Several amendments to the town’s shellfish regulations have been taken under consideration by the Bourne Board of Selectmen. The proposed amendments include changes to the time when shellfishing will be allowed, places where shellfishing is prohibited and reduced shellfishing fees for military veterans.
Department of Natural Resources director Christopher M. Southwood presented the proposed changes to the selectmen during the board’s meeting on Tuesday, November 5. Mr. Southwood noted three changes made by the state Division of Marine Fisheries in classification to some of the town’s shellfish growing areas.
Little Bay and Mashnee Road, which is the area inside the dike at Phinney’s Harbor, have been reclassified from Approved to Conditionally Approved, he said. Plow Penny Road, which borders Back River, has been changed from Conditionally Approved to Prohibited, he said.
“The state has been testing there constantly for years, but improvement doesn’t seem to be coming in any direction, so they now have it a prohibited area,” he said. “It is a small area, but something we don’t want to see is closed areas.”
Mr. Southwood said that he was approached by several of the commercial fishermen in Bourne about amending the regulations. He said they were “basic things that need to be updated anyway,” since many of the regulations have been in place for 35 years.
He proposed some minor changes to the applicable dates for harvesting shellfish.
Under the town’s current regulations, Daylight Savings Time is listed as March 10 through November 2. The suggested change would make it March 8 through October 31. The period of time when shellfishing is permitted would remain the same, from sunrise to 6 PM.

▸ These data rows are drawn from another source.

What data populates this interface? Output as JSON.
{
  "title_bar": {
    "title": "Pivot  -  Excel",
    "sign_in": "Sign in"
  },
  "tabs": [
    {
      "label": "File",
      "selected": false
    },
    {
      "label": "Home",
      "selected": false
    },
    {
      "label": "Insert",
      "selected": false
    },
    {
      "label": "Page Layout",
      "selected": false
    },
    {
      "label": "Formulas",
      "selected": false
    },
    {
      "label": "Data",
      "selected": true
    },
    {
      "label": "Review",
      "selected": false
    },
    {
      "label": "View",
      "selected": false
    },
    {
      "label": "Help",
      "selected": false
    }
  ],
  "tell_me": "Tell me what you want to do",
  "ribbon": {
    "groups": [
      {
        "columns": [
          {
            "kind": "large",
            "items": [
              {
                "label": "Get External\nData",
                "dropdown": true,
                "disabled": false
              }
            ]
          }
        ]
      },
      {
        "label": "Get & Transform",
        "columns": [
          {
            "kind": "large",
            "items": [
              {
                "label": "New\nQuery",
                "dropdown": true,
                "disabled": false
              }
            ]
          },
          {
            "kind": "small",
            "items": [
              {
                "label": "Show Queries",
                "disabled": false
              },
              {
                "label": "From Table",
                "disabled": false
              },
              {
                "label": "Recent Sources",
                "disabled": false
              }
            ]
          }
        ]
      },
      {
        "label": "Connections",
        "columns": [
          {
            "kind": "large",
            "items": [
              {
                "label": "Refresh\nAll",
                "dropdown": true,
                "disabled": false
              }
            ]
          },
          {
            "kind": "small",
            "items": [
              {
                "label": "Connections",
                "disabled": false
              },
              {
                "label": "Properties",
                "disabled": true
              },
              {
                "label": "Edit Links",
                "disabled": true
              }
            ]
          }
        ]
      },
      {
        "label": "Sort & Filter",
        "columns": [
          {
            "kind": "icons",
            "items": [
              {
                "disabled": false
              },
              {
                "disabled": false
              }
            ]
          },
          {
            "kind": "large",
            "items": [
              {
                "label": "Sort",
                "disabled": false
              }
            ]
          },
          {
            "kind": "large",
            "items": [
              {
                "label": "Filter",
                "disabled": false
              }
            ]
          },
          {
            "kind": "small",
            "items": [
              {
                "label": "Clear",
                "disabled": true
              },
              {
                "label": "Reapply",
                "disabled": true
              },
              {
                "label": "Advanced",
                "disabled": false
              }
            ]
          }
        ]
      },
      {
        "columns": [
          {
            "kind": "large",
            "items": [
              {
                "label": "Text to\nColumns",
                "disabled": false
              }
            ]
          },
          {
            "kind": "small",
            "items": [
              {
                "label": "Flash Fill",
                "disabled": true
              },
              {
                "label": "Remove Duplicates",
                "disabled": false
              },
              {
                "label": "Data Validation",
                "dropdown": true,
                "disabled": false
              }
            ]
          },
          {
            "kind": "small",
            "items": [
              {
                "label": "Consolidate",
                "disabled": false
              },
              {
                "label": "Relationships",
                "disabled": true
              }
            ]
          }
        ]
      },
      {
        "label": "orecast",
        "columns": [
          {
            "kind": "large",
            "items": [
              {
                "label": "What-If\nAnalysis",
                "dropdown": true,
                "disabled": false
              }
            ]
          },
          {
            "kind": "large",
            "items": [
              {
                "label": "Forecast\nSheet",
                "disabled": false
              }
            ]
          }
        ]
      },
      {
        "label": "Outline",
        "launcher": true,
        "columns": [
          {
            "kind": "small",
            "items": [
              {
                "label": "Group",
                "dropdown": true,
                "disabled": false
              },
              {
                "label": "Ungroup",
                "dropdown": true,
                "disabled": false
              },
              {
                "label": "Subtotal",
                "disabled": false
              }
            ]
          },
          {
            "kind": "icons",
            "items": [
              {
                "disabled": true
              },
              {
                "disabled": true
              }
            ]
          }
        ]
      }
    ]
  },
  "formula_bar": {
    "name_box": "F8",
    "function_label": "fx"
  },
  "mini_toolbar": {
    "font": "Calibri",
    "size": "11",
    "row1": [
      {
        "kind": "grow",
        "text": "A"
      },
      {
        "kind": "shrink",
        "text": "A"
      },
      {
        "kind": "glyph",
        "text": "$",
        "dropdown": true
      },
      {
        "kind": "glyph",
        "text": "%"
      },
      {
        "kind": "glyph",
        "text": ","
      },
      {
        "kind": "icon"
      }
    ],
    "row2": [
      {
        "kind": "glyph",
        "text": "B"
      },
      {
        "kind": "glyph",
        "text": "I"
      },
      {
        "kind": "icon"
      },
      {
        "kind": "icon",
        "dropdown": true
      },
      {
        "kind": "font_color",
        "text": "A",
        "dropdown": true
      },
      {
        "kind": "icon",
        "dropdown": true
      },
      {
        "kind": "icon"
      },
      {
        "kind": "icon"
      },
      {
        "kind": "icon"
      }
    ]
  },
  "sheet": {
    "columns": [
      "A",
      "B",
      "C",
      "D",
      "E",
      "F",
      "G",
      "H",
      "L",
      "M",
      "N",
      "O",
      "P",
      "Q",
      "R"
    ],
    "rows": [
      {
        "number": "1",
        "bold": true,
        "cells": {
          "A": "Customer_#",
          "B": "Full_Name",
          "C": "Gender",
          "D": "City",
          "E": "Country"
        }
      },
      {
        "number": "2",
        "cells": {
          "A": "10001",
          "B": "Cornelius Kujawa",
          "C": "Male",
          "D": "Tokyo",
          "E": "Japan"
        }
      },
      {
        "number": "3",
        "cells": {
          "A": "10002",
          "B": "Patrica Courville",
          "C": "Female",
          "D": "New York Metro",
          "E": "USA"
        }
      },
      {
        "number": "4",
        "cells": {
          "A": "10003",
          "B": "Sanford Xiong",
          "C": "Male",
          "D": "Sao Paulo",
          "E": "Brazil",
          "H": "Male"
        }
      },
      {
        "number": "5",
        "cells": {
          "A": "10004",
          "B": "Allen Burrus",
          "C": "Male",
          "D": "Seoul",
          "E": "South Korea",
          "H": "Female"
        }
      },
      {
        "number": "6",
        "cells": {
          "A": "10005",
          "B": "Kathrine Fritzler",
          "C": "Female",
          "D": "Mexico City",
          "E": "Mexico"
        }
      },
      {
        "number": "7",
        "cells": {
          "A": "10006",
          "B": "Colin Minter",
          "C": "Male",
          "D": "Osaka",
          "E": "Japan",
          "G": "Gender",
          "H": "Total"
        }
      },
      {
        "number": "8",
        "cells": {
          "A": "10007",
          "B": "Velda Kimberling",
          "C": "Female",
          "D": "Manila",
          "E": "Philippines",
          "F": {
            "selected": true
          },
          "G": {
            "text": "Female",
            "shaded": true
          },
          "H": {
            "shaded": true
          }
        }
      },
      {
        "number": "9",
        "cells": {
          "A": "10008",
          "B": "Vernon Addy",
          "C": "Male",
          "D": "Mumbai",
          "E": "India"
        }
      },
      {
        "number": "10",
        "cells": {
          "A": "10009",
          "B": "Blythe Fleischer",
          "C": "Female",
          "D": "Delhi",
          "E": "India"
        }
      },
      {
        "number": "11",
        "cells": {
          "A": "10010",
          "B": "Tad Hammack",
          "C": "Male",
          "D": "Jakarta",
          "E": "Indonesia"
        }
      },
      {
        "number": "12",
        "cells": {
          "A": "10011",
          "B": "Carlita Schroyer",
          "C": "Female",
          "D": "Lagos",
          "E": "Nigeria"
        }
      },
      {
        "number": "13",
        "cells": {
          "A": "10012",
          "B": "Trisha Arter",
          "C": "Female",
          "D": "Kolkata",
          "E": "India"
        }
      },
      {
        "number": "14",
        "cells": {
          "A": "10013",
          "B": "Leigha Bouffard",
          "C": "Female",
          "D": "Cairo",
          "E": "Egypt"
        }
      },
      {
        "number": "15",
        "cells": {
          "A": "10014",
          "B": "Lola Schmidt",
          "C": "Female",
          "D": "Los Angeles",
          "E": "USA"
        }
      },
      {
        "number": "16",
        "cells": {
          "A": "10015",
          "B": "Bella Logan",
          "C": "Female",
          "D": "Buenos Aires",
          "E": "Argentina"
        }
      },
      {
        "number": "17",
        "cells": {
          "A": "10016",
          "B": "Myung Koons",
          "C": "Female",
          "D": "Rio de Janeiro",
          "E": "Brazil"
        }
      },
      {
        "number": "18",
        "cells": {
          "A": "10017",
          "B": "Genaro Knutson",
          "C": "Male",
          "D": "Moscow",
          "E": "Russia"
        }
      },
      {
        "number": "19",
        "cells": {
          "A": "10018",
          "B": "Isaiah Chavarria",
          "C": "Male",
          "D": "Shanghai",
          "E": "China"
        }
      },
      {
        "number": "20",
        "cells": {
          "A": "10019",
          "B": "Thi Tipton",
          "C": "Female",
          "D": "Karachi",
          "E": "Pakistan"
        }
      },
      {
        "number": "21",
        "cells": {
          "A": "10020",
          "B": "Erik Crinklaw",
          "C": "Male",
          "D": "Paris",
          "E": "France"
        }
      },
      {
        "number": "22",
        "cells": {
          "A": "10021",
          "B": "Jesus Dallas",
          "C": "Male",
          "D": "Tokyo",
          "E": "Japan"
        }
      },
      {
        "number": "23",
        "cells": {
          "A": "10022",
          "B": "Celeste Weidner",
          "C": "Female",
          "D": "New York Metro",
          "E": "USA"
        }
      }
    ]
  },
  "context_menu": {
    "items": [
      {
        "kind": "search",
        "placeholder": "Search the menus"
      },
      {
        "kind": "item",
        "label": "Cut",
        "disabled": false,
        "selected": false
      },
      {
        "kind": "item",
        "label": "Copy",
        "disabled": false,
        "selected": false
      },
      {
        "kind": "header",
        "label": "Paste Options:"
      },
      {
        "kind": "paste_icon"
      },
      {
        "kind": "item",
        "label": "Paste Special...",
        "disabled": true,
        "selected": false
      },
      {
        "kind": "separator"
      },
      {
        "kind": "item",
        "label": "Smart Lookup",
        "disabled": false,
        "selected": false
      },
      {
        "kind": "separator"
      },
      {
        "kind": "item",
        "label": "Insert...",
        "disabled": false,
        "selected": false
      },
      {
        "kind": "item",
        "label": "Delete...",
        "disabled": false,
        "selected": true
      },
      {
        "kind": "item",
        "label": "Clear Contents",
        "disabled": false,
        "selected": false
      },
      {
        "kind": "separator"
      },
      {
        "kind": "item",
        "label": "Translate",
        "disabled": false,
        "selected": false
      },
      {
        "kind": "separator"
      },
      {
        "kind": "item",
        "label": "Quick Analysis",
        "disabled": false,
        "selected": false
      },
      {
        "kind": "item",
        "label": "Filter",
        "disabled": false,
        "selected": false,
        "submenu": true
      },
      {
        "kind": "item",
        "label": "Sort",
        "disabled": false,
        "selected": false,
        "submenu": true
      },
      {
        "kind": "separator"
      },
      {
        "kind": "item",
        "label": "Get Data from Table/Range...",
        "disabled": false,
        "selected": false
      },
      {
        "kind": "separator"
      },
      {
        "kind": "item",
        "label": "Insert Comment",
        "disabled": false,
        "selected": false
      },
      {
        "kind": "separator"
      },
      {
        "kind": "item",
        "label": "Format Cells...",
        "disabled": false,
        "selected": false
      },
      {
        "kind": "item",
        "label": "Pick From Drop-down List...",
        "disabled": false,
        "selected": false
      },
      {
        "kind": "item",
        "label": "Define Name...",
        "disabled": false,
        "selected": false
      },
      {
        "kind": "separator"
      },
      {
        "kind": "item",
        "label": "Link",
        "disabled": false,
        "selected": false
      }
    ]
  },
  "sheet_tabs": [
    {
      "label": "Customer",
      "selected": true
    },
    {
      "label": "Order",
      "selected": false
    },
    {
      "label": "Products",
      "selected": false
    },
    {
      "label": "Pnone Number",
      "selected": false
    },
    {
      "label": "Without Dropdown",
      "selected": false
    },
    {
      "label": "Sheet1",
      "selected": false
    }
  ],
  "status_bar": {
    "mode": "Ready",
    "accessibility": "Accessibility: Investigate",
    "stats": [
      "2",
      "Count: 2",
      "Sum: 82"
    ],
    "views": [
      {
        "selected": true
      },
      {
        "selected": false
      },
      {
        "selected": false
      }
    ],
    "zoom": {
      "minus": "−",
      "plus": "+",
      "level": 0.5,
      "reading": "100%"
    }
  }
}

Current regulations list Standard Time as November 3 through March 7. The amended time would make it November 1 through March 13. Shellfishing hours, again, would stay the same, sunrise to 4:30 PM.
Mr. Southwood noted that unlike most of the other towns on the Cape, Bourne does not allow shellfishing to take place up to sunset.
The amended regulations also call for a change to the container the town requires shellfishermen to use when harvesting their catch. Regulations specify that commercial permit holders must use “Town of Bourne approved one (1) bushel plastic totes.”
“Think of it as a big milk crate,” Mr. Southwood said. “They’re old, they’re hard to get, they’re expensive.”
He said that most other towns now allow a basket that is still a bushel in measurement, but which is easier to carry, he said.
Mr. Southwood also noted that the shellfish permit fees in the amended regulations would reflect the state’s adoption of The Brave Act. Passed in August, 2018, the Brave Act provides additional support and benefits to military veterans and their families.
Under the provisions of The Brave Act, veterans now cannot be charged more than the residential shellfish permit fee, whether they live in Bourne or not, Mr. Southwood said.
The shellfish permit fee for a non-Bourne resident who lives in Massachusetts is $175. However, someone who lives in, or own taxable real property, in Bourne, pay only $35. The amended regulations allow any veteran living in Massachusetts to pay the resident rate of $35.
In addition, seniors (age 65 years or older) who are residents of Bourne pay $10 for a shellfish permit. Any veteran who is 65 or older and living in Massachusetts will only be charged the senior resident rate of $10.
“It’s the least we can do for somebody that served our country,” Mr. Southwood said.
Mr. Southwood said he needs to have the town’s shellfish regulations approved by the beginning of the new year. Assistant Town Administrator Glenn D. Cannon explained that in order to do that, the board would have to waive its standard three readings before voting on the measures.
The board voted in favor of a motion to vote on the regulations following a second reading at the selectmen’s meeting on Tuesday, December 3.